From Balloon Juice:
Time to call the Senate again
by David Anderson
at 2:12 pm on September 6, 2017
Graham-Cassidy would shift money from states that have successfully implemented the ACA to non-expansion states and then ratchet down the block grants.
Time to call the Senate again.
We need to run out the clock to 12:01 October 1, 2017 at which point the healthcare reconciliation instructions expire. Encourage Senate Democrats to submit bills to the CBO for scoring so that they are back-logged and can not rapidly score anything that needs to be scored for reconciliation. Call and encourage the Sanders budget team to go to town with the Parliamentarian. 24 days need to be burned.
Here’s what’s in Graham-Cassidy:
There’s one Obamacare repeal bill left standing. Here’s what’s in it.
By Kim Soffen
Sept. 6, 2017
After a dramatic series of failed Senate votes in July, there’s one repeal-and-replace plan for the Affordable Care Act left standing. Trump is pushing for a vote, per Politico, and John McCain has announced his support, but the bill has yet to gain significant traction.
The proposal, crafted by Sens. Bill Cassidy (R-La.), Lindsey O. Graham (R-S.C.) and Dean Heller (R-Nev.), essentially turns control of the health-care markets over to the states. Rather than funding Medicaid and subsidies directly, that money would be put into a block grant that a state could use to develop any health-care system it wants. It also allows states to opt out of many ACA regulations. “If you like Obamacare, you can keep it,” Graham has said, using a common nickname for the health-care law. “If you want to replace it, you can.”

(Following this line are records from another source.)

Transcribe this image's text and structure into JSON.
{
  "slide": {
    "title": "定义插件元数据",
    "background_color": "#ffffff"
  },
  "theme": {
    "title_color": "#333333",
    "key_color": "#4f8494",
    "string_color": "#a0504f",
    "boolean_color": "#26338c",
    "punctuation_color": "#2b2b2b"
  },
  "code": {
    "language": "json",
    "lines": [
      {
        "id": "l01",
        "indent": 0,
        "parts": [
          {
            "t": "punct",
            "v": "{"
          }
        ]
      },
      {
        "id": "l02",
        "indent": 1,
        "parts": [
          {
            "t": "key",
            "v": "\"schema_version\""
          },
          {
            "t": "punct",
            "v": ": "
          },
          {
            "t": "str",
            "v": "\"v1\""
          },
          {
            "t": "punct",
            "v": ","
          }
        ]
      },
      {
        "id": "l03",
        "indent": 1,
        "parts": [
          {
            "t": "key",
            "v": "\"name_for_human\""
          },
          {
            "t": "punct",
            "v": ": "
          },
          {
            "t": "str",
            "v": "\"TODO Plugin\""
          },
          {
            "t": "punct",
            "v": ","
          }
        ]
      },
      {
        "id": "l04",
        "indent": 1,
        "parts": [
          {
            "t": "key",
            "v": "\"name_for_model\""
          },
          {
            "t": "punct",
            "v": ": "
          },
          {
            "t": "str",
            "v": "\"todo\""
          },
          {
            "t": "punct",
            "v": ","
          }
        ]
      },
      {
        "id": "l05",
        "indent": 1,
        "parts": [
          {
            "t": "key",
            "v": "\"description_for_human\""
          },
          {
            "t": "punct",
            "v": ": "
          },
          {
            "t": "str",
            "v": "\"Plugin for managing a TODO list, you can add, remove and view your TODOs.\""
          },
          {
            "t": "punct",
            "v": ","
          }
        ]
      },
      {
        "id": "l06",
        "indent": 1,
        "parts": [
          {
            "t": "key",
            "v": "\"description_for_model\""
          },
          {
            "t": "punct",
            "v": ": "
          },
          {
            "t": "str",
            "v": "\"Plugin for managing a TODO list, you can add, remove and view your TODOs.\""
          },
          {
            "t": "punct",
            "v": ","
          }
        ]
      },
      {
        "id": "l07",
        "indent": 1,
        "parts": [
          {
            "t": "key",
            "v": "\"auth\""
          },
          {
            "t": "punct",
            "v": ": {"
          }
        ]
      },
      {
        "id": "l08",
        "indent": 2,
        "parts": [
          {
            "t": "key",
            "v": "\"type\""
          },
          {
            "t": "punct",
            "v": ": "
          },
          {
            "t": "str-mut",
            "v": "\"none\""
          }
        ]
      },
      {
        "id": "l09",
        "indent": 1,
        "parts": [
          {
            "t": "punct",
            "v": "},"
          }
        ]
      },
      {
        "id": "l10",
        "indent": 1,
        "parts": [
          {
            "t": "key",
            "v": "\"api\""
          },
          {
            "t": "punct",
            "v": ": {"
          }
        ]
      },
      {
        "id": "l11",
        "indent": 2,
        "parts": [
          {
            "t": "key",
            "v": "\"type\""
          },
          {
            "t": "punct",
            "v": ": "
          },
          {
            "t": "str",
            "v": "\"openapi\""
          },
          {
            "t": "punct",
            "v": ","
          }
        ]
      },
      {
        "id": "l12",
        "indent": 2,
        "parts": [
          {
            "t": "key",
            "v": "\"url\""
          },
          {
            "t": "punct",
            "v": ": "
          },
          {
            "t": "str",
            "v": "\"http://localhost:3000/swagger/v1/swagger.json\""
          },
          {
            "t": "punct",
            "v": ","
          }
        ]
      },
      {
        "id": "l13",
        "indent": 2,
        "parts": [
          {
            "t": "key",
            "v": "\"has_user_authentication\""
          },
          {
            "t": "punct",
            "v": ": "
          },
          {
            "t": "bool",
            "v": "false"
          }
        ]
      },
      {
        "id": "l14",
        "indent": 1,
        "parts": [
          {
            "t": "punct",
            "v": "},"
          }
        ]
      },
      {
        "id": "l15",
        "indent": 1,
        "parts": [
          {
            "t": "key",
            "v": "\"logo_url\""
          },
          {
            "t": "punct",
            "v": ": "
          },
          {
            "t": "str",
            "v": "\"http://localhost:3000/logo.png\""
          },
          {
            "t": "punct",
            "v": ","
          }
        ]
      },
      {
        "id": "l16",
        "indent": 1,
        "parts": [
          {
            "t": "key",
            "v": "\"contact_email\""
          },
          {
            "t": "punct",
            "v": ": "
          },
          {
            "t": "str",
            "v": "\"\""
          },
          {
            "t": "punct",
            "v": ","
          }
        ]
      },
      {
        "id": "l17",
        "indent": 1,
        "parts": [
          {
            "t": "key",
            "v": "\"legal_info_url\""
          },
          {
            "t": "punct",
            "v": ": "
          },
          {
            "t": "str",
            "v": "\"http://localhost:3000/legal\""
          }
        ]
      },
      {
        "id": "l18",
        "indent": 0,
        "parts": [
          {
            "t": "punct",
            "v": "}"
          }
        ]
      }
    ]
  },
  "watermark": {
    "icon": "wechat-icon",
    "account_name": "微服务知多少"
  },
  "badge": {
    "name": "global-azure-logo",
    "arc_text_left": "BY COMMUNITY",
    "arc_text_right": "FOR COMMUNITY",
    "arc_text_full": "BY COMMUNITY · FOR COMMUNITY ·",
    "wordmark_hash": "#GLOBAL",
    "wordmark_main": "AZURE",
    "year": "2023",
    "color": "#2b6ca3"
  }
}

In reality, that may not be true. The Medicaid expansion and subsidy funding would be cut sharply compared to current spending, going to zero in a decade.
“You can’t actually keep the same program if your federal funding is being cut by a third in 2026,” said Aviva Aron-Dine, a senior fellow at the left-leaning Center on Budget and Policy Priorities. And even putting aside the cuts, she said, the block grant structure would fundamentally change the health-care landscape. “[Funding] is capped, so it wouldn’t go up and down with the economy,” when fewer or more people become eligible for subsidies.
These demons continue to want to take away healthcare from the most vulnerable. We must pick up the fight against them once again.
Call your Rep and Senators